====== INFORMATION PROVIDED

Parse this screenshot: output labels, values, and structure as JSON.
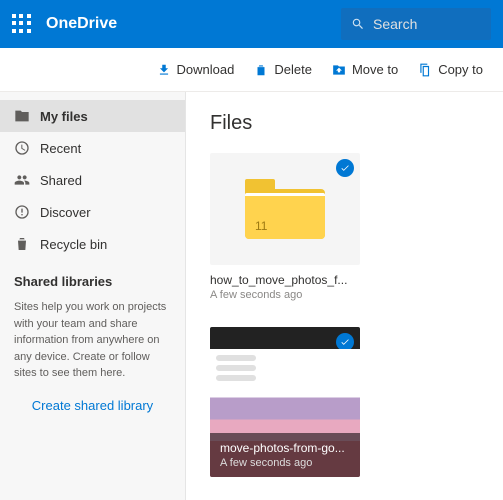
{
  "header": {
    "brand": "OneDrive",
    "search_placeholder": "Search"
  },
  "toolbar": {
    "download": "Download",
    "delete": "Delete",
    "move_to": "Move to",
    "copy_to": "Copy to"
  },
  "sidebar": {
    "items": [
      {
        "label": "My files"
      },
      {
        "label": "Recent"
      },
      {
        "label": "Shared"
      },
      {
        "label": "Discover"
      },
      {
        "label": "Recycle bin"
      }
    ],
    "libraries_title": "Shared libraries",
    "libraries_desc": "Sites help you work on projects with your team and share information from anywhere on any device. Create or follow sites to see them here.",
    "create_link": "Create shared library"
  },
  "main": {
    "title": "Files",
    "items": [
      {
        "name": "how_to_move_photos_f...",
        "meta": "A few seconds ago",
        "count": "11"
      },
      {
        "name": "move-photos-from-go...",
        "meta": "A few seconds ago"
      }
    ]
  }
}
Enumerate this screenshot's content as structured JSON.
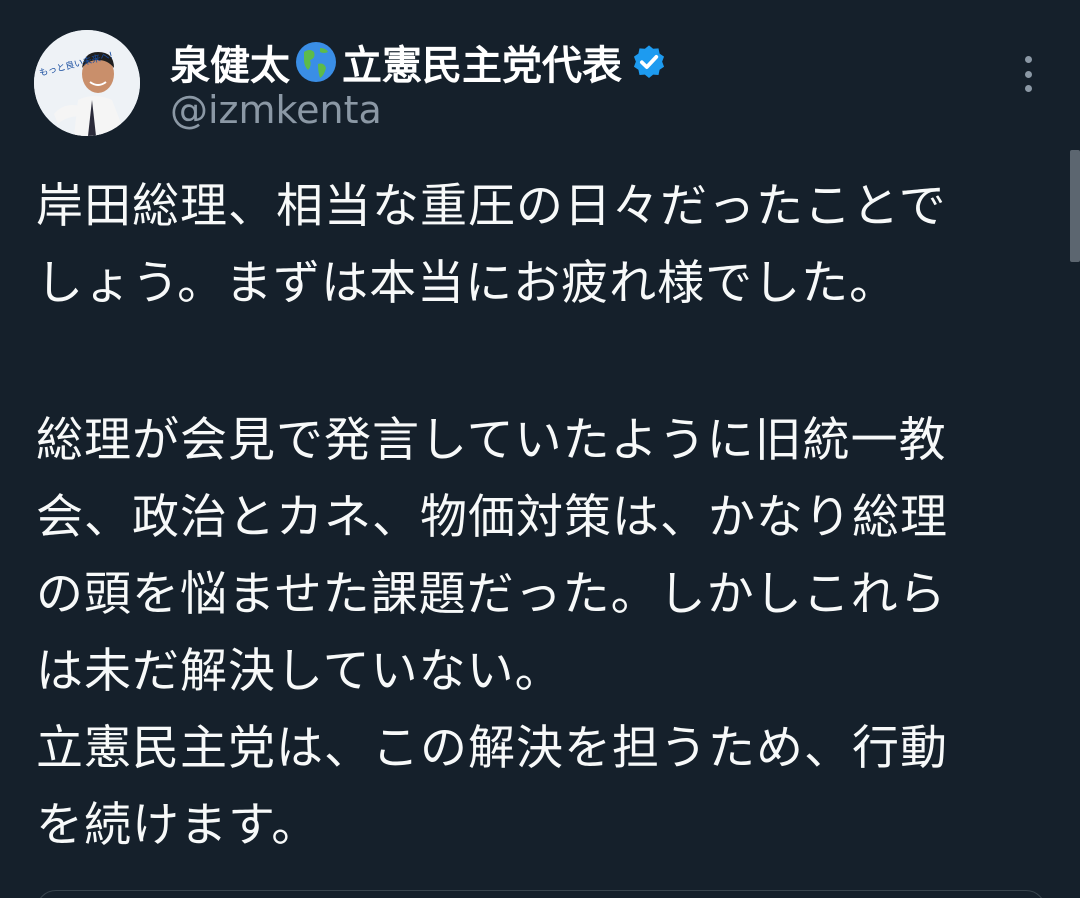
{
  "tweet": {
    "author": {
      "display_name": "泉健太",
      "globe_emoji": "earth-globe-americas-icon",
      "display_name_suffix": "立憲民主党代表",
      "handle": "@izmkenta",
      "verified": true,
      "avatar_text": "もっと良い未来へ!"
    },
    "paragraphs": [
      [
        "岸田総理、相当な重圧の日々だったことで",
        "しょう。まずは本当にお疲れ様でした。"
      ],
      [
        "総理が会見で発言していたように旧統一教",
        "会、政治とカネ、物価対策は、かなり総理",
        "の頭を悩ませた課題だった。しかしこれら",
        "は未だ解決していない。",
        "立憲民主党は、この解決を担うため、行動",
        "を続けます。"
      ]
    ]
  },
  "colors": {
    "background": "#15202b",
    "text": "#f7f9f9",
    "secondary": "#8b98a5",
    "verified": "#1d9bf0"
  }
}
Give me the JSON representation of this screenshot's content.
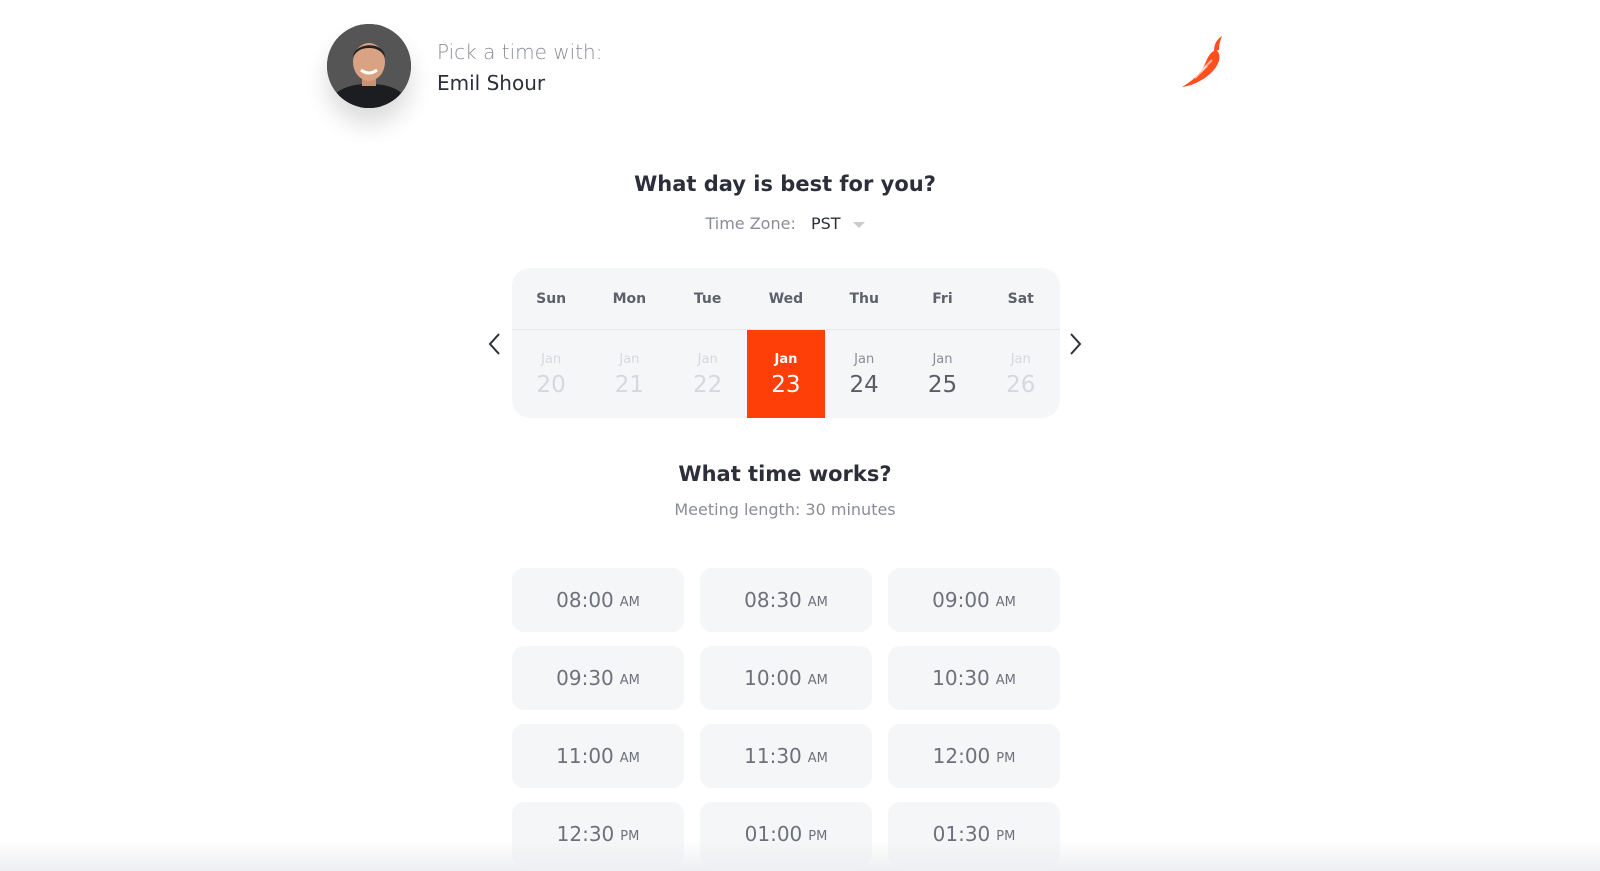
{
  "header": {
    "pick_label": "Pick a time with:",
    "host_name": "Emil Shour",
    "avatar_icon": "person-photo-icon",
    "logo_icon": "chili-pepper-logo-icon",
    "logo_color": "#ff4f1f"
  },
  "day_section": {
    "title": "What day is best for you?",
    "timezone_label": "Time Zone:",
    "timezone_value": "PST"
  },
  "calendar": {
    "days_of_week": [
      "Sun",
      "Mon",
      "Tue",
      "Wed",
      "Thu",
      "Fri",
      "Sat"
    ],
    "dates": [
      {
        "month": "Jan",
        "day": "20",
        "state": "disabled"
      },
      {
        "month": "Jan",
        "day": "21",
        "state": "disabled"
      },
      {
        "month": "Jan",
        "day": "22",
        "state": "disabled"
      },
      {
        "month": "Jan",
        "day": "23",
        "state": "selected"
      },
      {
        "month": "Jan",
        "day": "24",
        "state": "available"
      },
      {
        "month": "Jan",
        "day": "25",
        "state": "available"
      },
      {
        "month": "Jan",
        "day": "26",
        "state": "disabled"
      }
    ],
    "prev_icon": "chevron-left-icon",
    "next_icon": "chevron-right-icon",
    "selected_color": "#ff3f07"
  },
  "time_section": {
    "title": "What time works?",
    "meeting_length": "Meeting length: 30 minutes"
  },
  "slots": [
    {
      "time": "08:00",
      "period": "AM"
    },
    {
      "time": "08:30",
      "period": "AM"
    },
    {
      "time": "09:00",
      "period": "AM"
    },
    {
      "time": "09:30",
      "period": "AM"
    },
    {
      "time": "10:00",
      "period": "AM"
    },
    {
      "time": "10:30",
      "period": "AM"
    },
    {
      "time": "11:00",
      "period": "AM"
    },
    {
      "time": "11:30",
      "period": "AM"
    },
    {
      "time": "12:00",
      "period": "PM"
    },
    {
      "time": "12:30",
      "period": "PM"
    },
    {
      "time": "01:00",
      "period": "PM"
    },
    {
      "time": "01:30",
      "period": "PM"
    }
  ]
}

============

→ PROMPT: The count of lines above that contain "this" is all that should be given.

→ RESPONSE BOX: 3